Senate Democrats’ efforts to attack as extremist anyone who criticizes Roe is a bit complicated by the fact that Professor Cass Sunstein, one of the leading lights of the Left, is himself very critical of Roe. Here’s what he has to say in his latest book, Radicals in Robes: Why Extreme Right-Wing Courts Are Wrong for America (which I will be reviewing in an upcoming issue of National Review):
“[C]onservative critics are entirely correct to object to some of the Court’s liberal decisions, including Roe v. Wade itself.” (p. 19)
“Exemplifying perfectionism at its most extreme, [Roe] raised grave doubts about the Court’s use of the Constitution to solve divisive social controversies.” (p. 83) (“Perfectionism” is Sunstein’s label for a judicial approach that he rejects—in his words, “that the continuing judicial task is to make the document as good as it can be by interpreting its broad terms in a way that casts its ideals in the best possible light.” (p. 32))
The “right to privacy” relied on in Roe finds its real roots in the Court’s first invocation of substantive due process in the Dred Scott case. (pp. 82-86)
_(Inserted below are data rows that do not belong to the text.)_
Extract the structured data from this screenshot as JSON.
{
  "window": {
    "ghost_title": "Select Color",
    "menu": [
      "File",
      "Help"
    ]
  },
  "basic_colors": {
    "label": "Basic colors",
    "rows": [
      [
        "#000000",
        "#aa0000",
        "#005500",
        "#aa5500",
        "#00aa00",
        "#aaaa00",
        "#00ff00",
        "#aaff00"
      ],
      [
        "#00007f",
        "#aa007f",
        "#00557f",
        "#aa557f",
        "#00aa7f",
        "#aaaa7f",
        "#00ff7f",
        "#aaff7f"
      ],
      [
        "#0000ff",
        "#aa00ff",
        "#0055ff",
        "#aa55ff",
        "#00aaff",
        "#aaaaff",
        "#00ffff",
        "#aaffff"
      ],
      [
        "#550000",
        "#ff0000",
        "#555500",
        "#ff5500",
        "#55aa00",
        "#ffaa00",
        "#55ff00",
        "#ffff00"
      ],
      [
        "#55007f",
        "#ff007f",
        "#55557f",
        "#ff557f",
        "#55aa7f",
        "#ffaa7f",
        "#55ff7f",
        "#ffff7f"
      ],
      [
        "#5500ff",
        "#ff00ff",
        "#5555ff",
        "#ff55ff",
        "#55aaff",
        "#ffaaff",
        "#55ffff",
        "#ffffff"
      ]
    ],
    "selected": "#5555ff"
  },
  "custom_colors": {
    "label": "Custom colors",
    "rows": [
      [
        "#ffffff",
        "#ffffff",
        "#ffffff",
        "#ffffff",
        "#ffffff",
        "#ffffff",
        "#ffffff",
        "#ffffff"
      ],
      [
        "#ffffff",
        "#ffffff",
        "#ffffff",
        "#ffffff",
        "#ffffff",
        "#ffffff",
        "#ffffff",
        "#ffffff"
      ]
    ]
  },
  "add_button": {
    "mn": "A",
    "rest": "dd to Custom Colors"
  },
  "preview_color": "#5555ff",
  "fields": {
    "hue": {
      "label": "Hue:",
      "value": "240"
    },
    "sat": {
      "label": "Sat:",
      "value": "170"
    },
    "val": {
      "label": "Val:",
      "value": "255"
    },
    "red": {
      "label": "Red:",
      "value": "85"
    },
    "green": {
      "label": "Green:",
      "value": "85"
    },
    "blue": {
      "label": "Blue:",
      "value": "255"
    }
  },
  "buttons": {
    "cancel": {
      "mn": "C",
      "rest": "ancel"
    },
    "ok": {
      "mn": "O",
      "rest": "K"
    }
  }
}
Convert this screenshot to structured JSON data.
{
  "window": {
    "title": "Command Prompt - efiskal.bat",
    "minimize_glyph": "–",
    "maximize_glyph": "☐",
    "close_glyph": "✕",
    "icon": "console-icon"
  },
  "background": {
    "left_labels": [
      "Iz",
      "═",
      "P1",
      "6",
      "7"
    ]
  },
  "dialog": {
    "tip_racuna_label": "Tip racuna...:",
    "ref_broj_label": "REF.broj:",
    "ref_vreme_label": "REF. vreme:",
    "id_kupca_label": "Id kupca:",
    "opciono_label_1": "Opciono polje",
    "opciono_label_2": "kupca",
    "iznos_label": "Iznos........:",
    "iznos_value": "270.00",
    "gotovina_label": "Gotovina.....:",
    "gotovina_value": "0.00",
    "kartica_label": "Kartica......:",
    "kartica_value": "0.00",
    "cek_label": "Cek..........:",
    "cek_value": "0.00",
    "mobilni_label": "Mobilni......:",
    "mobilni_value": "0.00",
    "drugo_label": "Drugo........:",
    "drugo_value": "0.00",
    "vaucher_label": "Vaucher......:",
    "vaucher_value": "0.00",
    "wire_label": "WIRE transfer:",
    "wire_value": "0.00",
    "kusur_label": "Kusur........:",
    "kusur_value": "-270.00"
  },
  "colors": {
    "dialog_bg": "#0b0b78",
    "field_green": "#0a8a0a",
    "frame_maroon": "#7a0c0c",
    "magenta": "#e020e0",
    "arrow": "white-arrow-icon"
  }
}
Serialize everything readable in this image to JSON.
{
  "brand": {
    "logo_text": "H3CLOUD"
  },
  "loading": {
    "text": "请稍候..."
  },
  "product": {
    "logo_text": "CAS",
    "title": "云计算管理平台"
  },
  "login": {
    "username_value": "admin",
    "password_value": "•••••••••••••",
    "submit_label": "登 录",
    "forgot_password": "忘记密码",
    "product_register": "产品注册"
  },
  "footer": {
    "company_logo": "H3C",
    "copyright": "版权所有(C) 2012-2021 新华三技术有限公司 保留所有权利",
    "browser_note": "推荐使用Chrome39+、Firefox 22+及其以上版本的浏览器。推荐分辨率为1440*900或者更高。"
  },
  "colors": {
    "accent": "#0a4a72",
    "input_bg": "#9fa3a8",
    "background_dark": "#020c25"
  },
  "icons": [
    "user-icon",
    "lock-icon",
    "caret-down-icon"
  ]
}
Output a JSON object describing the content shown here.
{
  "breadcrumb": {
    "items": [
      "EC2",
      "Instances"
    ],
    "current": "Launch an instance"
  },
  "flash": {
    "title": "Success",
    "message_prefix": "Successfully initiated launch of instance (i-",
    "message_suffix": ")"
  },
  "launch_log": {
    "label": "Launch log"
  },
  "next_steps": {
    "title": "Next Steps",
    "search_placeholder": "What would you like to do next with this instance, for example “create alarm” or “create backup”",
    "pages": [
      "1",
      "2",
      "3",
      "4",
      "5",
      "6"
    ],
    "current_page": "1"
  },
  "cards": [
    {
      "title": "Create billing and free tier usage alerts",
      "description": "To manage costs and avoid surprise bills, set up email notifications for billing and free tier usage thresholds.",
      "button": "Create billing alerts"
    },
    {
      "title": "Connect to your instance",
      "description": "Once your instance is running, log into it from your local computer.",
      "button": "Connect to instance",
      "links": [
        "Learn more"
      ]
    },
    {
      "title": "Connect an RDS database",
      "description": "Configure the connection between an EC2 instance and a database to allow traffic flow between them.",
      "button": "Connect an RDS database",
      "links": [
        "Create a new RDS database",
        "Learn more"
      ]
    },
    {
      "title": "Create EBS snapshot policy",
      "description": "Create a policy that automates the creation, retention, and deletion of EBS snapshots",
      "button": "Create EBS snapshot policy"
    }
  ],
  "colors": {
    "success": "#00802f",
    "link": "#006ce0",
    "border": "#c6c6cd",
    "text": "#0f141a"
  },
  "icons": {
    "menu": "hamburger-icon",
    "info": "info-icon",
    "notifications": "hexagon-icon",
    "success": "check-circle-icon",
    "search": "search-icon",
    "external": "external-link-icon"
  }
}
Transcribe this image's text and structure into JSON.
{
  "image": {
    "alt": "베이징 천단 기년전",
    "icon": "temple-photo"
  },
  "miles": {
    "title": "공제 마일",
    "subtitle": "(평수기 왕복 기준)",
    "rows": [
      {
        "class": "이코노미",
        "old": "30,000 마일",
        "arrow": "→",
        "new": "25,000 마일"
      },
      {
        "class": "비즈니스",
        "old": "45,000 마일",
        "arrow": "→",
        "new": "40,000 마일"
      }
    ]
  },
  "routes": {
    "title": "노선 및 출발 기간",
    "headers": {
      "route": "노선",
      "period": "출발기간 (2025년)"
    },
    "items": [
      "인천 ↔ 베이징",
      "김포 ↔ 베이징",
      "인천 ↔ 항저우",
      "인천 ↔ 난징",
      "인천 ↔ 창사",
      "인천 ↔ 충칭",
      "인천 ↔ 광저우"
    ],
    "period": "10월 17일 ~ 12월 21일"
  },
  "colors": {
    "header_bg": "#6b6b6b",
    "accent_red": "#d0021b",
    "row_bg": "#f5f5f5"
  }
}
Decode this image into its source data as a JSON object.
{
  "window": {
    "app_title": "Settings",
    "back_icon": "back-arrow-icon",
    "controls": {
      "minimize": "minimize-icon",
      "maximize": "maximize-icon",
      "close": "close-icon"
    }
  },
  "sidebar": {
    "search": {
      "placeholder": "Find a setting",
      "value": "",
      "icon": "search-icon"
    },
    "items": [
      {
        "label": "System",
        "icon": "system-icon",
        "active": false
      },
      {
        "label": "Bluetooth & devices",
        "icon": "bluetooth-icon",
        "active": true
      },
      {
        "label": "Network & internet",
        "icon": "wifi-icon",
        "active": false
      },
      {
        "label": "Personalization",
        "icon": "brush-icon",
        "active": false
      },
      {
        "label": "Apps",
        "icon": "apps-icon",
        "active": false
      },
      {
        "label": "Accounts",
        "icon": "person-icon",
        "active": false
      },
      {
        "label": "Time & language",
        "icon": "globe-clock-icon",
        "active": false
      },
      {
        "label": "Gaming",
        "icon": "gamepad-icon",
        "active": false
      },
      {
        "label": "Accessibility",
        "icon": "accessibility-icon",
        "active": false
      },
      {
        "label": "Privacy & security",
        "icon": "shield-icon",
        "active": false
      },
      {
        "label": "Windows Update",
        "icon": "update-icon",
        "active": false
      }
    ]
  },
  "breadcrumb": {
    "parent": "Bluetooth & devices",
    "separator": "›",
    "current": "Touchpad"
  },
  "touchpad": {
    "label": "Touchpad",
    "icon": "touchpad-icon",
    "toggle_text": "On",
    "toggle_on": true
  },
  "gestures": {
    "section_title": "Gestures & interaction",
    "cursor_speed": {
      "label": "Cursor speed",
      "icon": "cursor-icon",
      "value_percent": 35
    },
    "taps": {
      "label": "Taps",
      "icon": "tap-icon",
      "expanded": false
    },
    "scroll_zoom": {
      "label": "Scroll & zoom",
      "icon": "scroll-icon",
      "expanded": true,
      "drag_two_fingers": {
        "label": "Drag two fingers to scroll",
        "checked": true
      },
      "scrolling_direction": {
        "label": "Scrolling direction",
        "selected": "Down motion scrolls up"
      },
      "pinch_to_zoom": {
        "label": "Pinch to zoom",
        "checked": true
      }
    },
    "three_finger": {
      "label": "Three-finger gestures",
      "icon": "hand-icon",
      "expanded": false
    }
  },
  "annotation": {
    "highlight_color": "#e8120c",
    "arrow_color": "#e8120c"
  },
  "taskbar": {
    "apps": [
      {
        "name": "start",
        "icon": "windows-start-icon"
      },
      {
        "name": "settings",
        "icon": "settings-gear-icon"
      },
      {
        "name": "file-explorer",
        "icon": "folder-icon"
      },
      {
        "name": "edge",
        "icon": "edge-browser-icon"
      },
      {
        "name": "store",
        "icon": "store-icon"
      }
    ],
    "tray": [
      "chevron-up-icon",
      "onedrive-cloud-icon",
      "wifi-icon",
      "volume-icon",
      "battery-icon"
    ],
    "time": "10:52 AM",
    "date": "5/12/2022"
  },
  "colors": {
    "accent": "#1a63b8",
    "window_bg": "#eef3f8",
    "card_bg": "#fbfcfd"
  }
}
“Minimalists [which Sunstein calls himself] are greatly embarrassed by Roe, and rightly so.… [T]he Court badly overreached.… As a matter of constitutional law, protecting fetal life may well be a constitutionally sufficient reason to intrude on the right to choose.” (p. 106)
“[M]inimalists respect Roe’s critics. They agree that Roe has shaky constitutional foundations.” (p. 108)
It is true that Sunstein takes the position that Roe
should nonetheless not be overruled, but even here his position is tepid: He asserts that “it is not senseless to think that, although Roe was wrong, and a big mistake, the Court should not now overrule it.” (p. 108) To say that something is “not senseless” is, of course, a far cry from saying that it is right.